* _Your assignment_
All lines in the data below carrying the string "pasto" are to be located and copied.

- Opening Delimiter -

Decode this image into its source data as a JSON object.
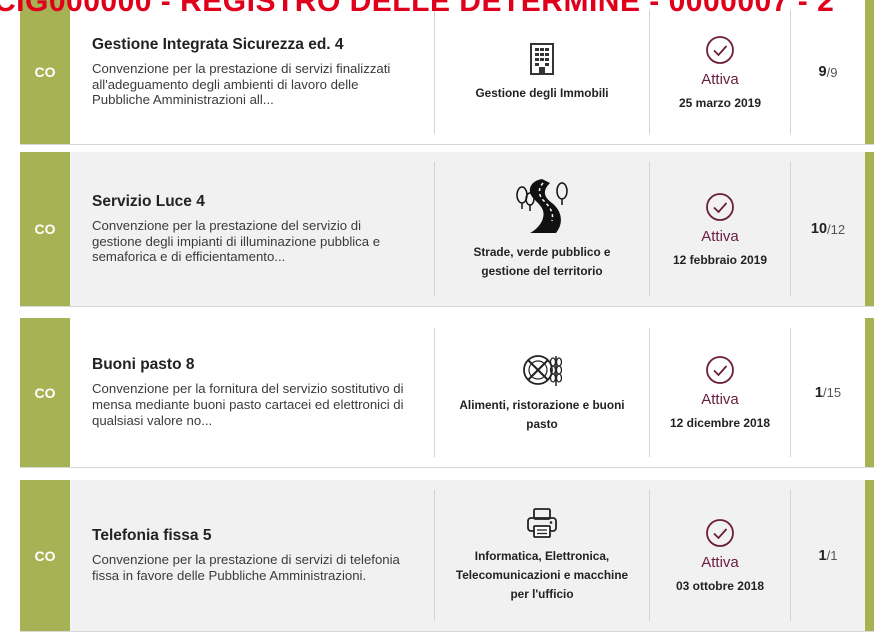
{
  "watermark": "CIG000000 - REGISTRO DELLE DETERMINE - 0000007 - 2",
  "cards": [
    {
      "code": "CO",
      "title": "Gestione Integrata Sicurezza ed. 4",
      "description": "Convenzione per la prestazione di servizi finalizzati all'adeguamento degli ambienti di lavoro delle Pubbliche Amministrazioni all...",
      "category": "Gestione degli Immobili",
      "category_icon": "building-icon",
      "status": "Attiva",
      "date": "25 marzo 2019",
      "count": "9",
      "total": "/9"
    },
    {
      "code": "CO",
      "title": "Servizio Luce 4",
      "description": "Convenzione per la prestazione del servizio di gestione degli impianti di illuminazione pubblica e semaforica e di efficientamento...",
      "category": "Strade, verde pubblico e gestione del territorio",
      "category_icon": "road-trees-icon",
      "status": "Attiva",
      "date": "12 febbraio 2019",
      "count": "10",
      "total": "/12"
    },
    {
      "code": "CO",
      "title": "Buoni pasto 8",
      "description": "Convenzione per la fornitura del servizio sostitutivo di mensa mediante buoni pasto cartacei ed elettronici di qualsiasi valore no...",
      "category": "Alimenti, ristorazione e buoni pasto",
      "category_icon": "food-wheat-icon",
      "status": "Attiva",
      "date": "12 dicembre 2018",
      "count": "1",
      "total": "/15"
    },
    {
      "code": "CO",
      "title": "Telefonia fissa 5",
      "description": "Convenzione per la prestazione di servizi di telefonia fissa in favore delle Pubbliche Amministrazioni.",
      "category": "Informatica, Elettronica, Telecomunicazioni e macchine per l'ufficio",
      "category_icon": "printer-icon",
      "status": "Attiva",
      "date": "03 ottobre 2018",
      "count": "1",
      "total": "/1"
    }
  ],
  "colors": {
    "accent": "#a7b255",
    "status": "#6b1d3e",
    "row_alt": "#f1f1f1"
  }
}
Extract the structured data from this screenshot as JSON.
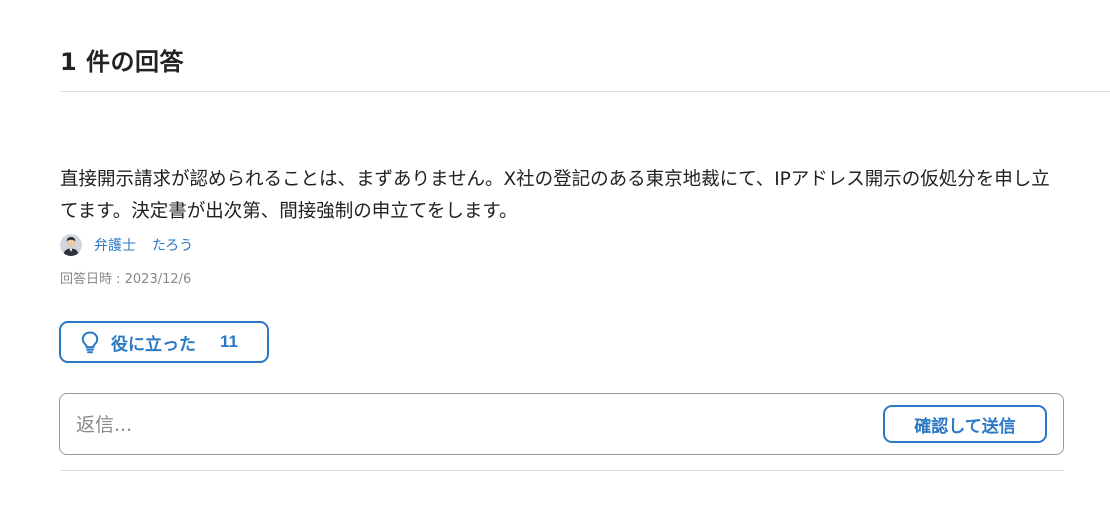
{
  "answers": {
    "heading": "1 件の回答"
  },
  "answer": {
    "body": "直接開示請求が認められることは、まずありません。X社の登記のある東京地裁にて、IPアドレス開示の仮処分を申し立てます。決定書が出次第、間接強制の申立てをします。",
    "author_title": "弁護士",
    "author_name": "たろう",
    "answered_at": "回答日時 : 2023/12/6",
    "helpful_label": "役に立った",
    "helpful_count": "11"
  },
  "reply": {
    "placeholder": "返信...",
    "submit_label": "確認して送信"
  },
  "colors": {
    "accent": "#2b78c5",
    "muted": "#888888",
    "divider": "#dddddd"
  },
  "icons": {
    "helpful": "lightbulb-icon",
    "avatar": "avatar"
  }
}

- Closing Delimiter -
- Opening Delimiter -

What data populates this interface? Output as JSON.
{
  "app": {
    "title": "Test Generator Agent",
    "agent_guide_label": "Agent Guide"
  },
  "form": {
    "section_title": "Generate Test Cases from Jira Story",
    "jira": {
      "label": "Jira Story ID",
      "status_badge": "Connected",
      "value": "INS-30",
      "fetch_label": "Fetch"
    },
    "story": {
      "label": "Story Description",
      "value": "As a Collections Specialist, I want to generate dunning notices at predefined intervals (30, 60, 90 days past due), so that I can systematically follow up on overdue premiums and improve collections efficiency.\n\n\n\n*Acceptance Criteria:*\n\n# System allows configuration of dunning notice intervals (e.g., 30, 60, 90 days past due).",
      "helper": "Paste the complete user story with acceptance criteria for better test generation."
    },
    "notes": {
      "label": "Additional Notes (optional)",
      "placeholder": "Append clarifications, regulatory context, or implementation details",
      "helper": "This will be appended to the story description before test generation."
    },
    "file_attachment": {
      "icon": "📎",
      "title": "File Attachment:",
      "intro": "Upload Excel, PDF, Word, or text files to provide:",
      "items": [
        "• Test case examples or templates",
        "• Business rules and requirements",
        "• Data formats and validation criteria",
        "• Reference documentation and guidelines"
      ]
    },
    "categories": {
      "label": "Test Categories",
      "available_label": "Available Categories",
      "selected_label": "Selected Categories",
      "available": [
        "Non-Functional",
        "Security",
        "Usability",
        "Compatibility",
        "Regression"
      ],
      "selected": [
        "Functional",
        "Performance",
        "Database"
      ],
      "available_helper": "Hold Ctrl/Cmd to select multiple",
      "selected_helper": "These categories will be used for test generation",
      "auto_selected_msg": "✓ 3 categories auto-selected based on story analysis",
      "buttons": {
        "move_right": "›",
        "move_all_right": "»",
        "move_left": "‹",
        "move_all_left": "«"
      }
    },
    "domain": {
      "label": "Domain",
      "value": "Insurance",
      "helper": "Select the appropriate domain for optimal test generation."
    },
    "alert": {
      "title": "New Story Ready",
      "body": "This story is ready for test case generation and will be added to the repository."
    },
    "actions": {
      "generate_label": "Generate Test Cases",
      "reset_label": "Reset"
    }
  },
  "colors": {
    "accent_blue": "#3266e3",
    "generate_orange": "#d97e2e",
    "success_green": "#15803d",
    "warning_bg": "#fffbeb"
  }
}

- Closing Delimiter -
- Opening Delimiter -

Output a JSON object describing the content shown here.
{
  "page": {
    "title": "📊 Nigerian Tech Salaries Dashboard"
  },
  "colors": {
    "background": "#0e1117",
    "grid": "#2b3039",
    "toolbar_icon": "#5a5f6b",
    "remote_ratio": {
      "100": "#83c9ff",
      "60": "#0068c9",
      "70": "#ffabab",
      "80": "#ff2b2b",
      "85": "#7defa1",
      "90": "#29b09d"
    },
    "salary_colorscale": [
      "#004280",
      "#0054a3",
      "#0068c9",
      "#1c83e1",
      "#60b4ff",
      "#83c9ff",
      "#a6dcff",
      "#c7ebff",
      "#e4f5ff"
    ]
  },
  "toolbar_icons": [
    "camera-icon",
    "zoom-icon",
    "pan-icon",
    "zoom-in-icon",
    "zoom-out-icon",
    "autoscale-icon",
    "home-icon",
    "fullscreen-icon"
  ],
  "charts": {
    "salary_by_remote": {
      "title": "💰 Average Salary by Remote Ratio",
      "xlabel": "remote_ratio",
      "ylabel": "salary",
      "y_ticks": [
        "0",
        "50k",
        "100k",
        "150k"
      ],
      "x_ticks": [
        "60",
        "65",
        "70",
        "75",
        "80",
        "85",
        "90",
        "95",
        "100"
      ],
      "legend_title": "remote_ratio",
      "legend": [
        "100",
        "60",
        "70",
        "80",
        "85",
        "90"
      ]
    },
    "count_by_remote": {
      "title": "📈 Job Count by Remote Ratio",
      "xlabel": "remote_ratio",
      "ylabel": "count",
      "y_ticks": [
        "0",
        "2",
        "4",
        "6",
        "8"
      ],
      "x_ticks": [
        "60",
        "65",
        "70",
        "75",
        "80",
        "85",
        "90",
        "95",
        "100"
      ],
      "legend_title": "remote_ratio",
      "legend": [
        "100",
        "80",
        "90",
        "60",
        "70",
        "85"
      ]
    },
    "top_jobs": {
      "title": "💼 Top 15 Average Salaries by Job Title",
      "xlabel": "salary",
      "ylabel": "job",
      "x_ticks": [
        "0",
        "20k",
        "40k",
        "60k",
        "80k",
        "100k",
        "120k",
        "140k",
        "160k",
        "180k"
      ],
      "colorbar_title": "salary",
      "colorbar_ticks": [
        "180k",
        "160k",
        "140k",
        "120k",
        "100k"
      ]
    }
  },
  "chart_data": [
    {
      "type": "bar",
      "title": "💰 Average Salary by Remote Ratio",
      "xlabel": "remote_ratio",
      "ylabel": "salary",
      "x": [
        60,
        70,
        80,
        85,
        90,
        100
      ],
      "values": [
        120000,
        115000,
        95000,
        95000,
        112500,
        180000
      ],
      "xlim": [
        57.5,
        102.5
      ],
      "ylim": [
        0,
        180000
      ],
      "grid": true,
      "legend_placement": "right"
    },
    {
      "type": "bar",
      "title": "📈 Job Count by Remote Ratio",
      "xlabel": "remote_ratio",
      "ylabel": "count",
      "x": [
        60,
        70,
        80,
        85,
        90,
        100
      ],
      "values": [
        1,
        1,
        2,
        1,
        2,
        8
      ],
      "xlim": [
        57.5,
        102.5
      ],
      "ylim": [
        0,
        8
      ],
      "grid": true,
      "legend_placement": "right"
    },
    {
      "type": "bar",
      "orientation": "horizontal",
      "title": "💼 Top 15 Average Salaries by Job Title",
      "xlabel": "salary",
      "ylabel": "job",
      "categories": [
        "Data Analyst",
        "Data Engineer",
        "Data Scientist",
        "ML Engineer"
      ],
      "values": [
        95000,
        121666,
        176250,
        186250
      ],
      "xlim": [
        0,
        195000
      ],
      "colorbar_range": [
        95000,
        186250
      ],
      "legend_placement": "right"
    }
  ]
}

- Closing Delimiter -

* _Task response_
      "title": "Buoni pasto 8",
      "description": "Convenzione per la fornitura del servizio sostitutivo di mensa mediante buoni pasto cartacei ed elettronici di qualsiasi valore no...",
      "category": "Alimenti, ristorazione e buoni pasto",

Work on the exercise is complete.